Hello world!

April 4, 2012


My idea with this blog is to provide help to people NOT experts in javascript and Dojo. I do not consider myself an expert and do not really aspire to be one. I just want to get the job done and in the simplest way possible that generate high quality code that is reasonably maintainable by myself and others.

So this blog is for people like me and if I manage to make it what I want to I know it is missing today. Exactly what and why I feel it is missing is something I will elaborate further on in later posts.

The future will tell if I succeeded in my mission and if I discover I was wrong about the “missing” part I may simply cease blogging.

Boring Facts About Me

Swede. Not a native English speaker so if my English is bad, please forgive me and feel free to correct me. I do not mind at all.

M.Sc. Electrical Engineering KTH (Royal Institute of Technology) way back when. My studies focused on signal processing, something I have never worked with professionally. Became a “hacker” during my studies at KTH, in those days a hacker was somebody who simply liked to play with computers and not somebody writing malicious code to break down the internet, or whatever. A true nerd.

Went on to work as an electrical engineer for a few years but soon drifted into software engineering and never really left except for some brief excursions as a manager for teams and projects.

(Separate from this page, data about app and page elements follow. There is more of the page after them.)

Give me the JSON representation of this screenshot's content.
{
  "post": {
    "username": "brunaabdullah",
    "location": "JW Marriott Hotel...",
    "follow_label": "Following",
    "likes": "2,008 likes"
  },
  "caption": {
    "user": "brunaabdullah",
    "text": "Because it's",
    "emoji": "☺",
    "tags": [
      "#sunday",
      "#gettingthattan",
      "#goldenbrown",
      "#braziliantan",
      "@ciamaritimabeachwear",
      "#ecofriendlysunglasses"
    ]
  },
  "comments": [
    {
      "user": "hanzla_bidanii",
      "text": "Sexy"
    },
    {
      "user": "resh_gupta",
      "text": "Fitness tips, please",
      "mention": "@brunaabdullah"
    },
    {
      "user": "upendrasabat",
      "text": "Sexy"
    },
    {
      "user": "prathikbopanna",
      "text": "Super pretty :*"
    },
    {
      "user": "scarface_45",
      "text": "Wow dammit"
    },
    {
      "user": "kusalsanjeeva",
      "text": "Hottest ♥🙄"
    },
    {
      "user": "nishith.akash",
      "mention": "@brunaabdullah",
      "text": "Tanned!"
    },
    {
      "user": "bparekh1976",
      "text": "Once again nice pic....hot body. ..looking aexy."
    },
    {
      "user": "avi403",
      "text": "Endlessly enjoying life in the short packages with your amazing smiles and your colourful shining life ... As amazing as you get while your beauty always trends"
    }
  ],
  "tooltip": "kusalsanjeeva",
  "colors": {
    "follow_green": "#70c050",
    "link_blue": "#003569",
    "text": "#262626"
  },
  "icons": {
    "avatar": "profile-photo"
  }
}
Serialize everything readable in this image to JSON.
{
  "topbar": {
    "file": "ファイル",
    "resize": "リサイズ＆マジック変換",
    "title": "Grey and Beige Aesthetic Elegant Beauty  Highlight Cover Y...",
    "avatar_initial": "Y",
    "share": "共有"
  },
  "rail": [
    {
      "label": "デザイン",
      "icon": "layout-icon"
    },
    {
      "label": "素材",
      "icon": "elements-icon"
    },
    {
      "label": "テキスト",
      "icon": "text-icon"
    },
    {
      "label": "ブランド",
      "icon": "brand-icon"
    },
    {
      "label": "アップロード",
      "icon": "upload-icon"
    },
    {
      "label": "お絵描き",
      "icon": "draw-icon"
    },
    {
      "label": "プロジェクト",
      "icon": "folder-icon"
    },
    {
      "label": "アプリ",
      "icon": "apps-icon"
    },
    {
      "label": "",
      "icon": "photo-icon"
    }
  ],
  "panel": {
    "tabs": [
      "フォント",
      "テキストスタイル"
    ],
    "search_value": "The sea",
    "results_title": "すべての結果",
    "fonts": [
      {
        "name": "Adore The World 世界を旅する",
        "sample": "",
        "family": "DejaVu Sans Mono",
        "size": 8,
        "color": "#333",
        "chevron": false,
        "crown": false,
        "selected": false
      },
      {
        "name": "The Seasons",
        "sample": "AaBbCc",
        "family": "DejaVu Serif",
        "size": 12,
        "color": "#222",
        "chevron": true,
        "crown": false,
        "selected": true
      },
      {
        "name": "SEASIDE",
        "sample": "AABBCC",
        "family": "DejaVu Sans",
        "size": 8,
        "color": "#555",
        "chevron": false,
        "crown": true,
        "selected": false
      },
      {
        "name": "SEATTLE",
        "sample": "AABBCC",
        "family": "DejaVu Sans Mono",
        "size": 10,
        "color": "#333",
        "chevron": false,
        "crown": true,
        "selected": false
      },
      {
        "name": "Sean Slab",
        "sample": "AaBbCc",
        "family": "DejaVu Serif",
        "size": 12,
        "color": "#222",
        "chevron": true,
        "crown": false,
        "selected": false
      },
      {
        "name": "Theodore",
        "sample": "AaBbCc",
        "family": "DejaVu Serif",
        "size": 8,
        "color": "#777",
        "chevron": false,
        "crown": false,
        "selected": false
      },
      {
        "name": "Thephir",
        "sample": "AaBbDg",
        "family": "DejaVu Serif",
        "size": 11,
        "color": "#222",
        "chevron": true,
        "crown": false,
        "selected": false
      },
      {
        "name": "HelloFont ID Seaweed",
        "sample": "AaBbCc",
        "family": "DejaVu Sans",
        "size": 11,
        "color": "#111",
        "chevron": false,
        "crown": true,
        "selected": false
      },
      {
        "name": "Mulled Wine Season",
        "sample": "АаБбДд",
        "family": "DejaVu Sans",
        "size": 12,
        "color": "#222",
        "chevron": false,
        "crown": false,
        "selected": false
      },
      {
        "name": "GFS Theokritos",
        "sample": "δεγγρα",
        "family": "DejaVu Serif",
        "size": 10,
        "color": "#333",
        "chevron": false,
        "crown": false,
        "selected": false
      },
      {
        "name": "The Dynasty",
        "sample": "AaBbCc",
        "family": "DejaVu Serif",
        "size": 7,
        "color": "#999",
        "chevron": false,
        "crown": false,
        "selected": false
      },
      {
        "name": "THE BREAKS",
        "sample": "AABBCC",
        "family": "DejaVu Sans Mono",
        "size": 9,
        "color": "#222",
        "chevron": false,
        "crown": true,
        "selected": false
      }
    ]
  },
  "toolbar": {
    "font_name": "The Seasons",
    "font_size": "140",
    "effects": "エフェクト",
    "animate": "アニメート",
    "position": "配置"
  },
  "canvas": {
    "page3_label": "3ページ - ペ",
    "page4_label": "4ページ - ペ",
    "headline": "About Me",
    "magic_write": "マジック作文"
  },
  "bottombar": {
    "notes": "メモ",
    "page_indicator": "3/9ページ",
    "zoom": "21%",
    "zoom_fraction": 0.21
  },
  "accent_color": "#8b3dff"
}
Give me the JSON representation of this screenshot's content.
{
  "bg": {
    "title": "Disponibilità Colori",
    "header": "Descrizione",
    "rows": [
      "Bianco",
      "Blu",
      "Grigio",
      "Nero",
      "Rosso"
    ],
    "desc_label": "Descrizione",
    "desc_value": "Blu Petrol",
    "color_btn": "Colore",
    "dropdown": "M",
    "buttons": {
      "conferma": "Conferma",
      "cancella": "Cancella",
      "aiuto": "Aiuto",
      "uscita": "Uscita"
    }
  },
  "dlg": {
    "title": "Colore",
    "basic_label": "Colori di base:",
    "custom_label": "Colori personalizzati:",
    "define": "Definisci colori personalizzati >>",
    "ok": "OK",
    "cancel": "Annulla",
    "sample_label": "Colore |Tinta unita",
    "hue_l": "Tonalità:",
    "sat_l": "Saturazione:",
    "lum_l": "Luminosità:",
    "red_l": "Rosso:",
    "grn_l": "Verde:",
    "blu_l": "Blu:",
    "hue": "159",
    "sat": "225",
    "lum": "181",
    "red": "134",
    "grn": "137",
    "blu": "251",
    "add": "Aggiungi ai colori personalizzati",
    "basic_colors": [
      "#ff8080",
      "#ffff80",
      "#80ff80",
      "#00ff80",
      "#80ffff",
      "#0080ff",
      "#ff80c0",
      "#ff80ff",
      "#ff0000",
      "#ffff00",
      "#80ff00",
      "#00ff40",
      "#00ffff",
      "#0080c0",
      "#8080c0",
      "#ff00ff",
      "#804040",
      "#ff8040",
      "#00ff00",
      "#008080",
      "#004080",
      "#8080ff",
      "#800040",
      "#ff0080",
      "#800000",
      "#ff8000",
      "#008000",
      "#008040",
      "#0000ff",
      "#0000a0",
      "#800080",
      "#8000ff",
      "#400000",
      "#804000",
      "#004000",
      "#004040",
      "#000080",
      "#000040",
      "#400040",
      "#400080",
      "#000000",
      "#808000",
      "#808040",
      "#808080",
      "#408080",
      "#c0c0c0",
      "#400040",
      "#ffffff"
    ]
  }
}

For more information relevant to the Dojo topic, check about the About tab.